(MATERIAL FOR THIS EXERCISE begins)

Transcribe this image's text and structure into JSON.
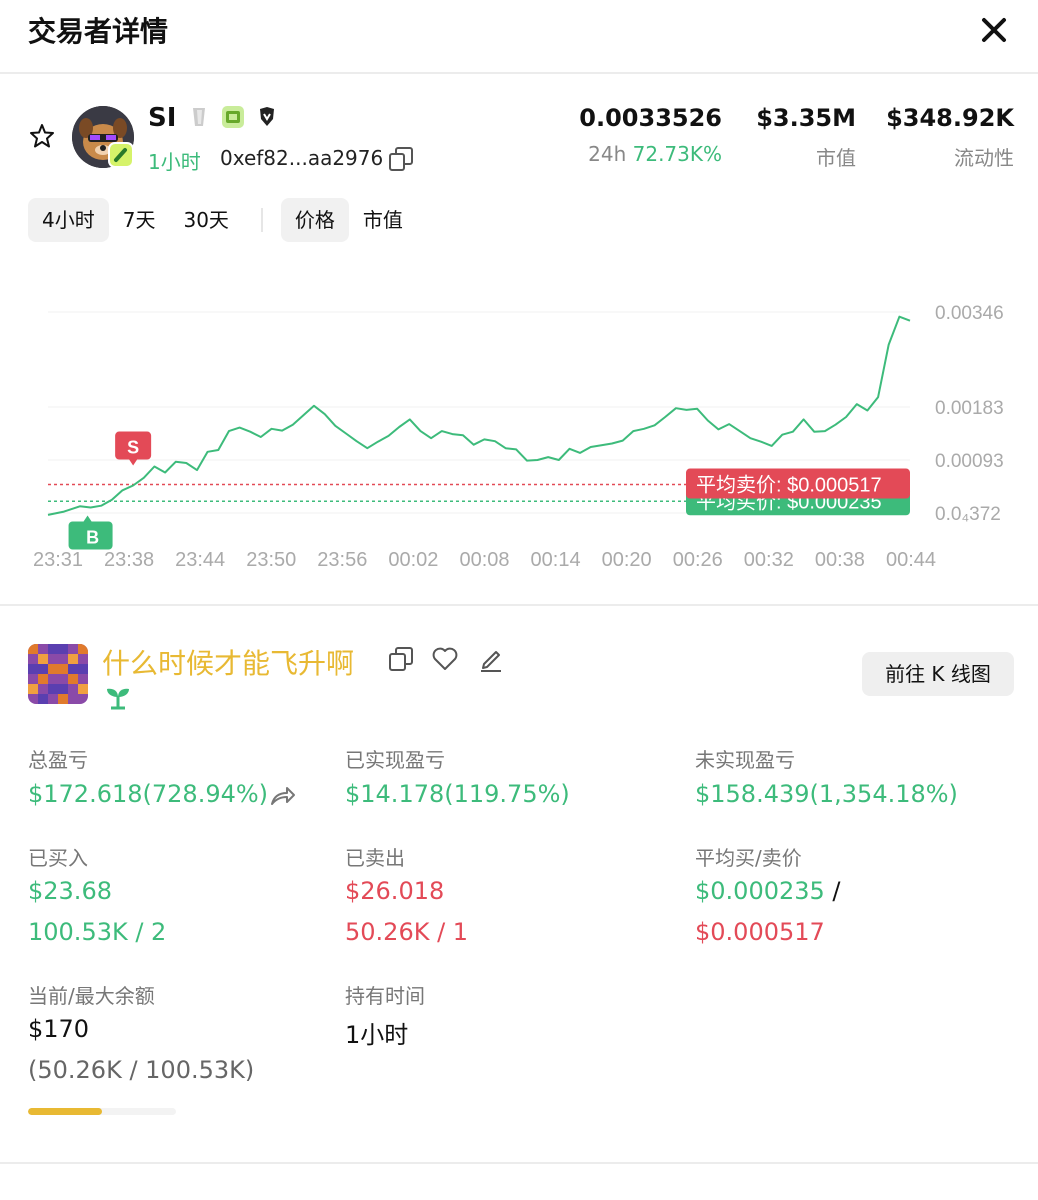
{
  "header": {
    "title": "交易者详情"
  },
  "token": {
    "symbol": "SI",
    "age": "1小时",
    "address": "0xef82...aa2976",
    "price": "0.0033526",
    "change_prefix": "24h",
    "change": "72.73K%",
    "market_cap": "$3.35M",
    "market_cap_label": "市值",
    "liquidity": "$348.92K",
    "liquidity_label": "流动性"
  },
  "tabs": {
    "range": [
      "4小时",
      "7天",
      "30天"
    ],
    "metric": [
      "价格",
      "市值"
    ],
    "active_range": "4小时",
    "active_metric": "价格"
  },
  "chart_data": {
    "type": "line",
    "x_ticks": [
      "23:31",
      "23:38",
      "23:44",
      "23:50",
      "23:56",
      "00:02",
      "00:08",
      "00:14",
      "00:20",
      "00:26",
      "00:32",
      "00:38",
      "00:44"
    ],
    "y_ticks": [
      {
        "value": 0.00346,
        "label": "0.00346"
      },
      {
        "value": 0.00183,
        "label": "0.00183"
      },
      {
        "value": 0.00093,
        "label": "0.00093"
      },
      {
        "value": 3.72e-05,
        "label": "0.0₄372"
      }
    ],
    "series": [
      {
        "color": "#3dbb7b",
        "points": [
          [
            0,
            3e-05
          ],
          [
            1.5,
            6e-05
          ],
          [
            3,
            0.00015
          ],
          [
            4,
            0.00013
          ],
          [
            5,
            0.00016
          ],
          [
            6,
            0.00026
          ],
          [
            7,
            0.00042
          ],
          [
            8,
            0.0005
          ],
          [
            9,
            0.00063
          ],
          [
            10,
            0.00082
          ],
          [
            11,
            0.00072
          ],
          [
            12,
            0.0009
          ],
          [
            13,
            0.00088
          ],
          [
            14,
            0.00076
          ],
          [
            15,
            0.00107
          ],
          [
            16,
            0.0011
          ],
          [
            17,
            0.00142
          ],
          [
            18,
            0.00148
          ],
          [
            19,
            0.00141
          ],
          [
            20,
            0.00132
          ],
          [
            21,
            0.00146
          ],
          [
            22,
            0.00143
          ],
          [
            23,
            0.00153
          ],
          [
            24,
            0.00169
          ],
          [
            25,
            0.00185
          ],
          [
            26,
            0.00171
          ],
          [
            27,
            0.00151
          ],
          [
            28,
            0.00138
          ],
          [
            29,
            0.00125
          ],
          [
            30,
            0.00113
          ],
          [
            31,
            0.00124
          ],
          [
            32,
            0.00134
          ],
          [
            33,
            0.00149
          ],
          [
            34,
            0.00162
          ],
          [
            35,
            0.00142
          ],
          [
            36,
            0.0013
          ],
          [
            37,
            0.00142
          ],
          [
            38,
            0.00137
          ],
          [
            39,
            0.00135
          ],
          [
            40,
            0.00119
          ],
          [
            41,
            0.00128
          ],
          [
            42,
            0.00125
          ],
          [
            43,
            0.00113
          ],
          [
            44,
            0.00111
          ],
          [
            45,
            0.00092
          ],
          [
            46,
            0.00093
          ],
          [
            47,
            0.00098
          ],
          [
            48,
            0.00093
          ],
          [
            49,
            0.00112
          ],
          [
            50,
            0.00105
          ],
          [
            51,
            0.00115
          ],
          [
            52,
            0.00118
          ],
          [
            53,
            0.00121
          ],
          [
            54,
            0.00126
          ],
          [
            55,
            0.00142
          ],
          [
            56,
            0.00146
          ],
          [
            57,
            0.00152
          ],
          [
            58,
            0.00166
          ],
          [
            59,
            0.00181
          ],
          [
            60,
            0.00178
          ],
          [
            61,
            0.0018
          ],
          [
            62,
            0.0016
          ],
          [
            63,
            0.00145
          ],
          [
            64,
            0.00154
          ],
          [
            65,
            0.00142
          ],
          [
            66,
            0.0013
          ],
          [
            67,
            0.00124
          ],
          [
            68,
            0.00117
          ],
          [
            69,
            0.00136
          ],
          [
            70,
            0.00141
          ],
          [
            71,
            0.00162
          ],
          [
            72,
            0.00141
          ],
          [
            73,
            0.00142
          ],
          [
            74,
            0.00153
          ],
          [
            75,
            0.00166
          ],
          [
            76,
            0.00188
          ],
          [
            77,
            0.00177
          ],
          [
            78,
            0.002
          ],
          [
            79,
            0.0029
          ],
          [
            80,
            0.00338
          ],
          [
            81,
            0.00331
          ]
        ]
      }
    ],
    "markers": [
      {
        "label": "S",
        "type": "sell",
        "x": 8,
        "y": 0.0005
      },
      {
        "label": "B",
        "type": "buy",
        "x": 4,
        "y": 0.00013
      }
    ],
    "avg_sell": {
      "label": "平均卖价: $0.000517",
      "value": 0.000517
    },
    "avg_buy": {
      "label": "平均买价: $0.000235",
      "value": 0.000235
    }
  },
  "wallet": {
    "name": "什么时候才能飞升啊",
    "kline_button": "前往 K 线图"
  },
  "metrics": {
    "total_pnl_label": "总盈亏",
    "total_pnl": "$172.618(728.94%)",
    "realized_label": "已实现盈亏",
    "realized": "$14.178(119.75%)",
    "unrealized_label": "未实现盈亏",
    "unrealized": "$158.439(1,354.18%)",
    "bought_label": "已买入",
    "bought": "$23.68",
    "bought_qty": "100.53K / 2",
    "sold_label": "已卖出",
    "sold": "$26.018",
    "sold_qty": "50.26K / 1",
    "avg_label": "平均买/卖价",
    "avg_buy": "$0.000235",
    "avg_sep": " /",
    "avg_sell": "$0.000517",
    "balance_label": "当前/最大余额",
    "balance": "$170",
    "balance_detail": "(50.26K / 100.53K)",
    "balance_fraction": 0.5,
    "hold_label": "持有时间",
    "hold": "1小时"
  },
  "colors": {
    "green": "#3dbb7b",
    "red": "#e34a57",
    "accent": "#e8b933"
  }
}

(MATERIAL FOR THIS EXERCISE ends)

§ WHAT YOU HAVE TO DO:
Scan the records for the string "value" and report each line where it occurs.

§ EXPECTED ANSWER:
        "value": 0.00346,
        "value": 0.00183,
        "value": 0.00093,
        "value": 3.72e-05,
      "value": 0.000517
      "value": 0.000235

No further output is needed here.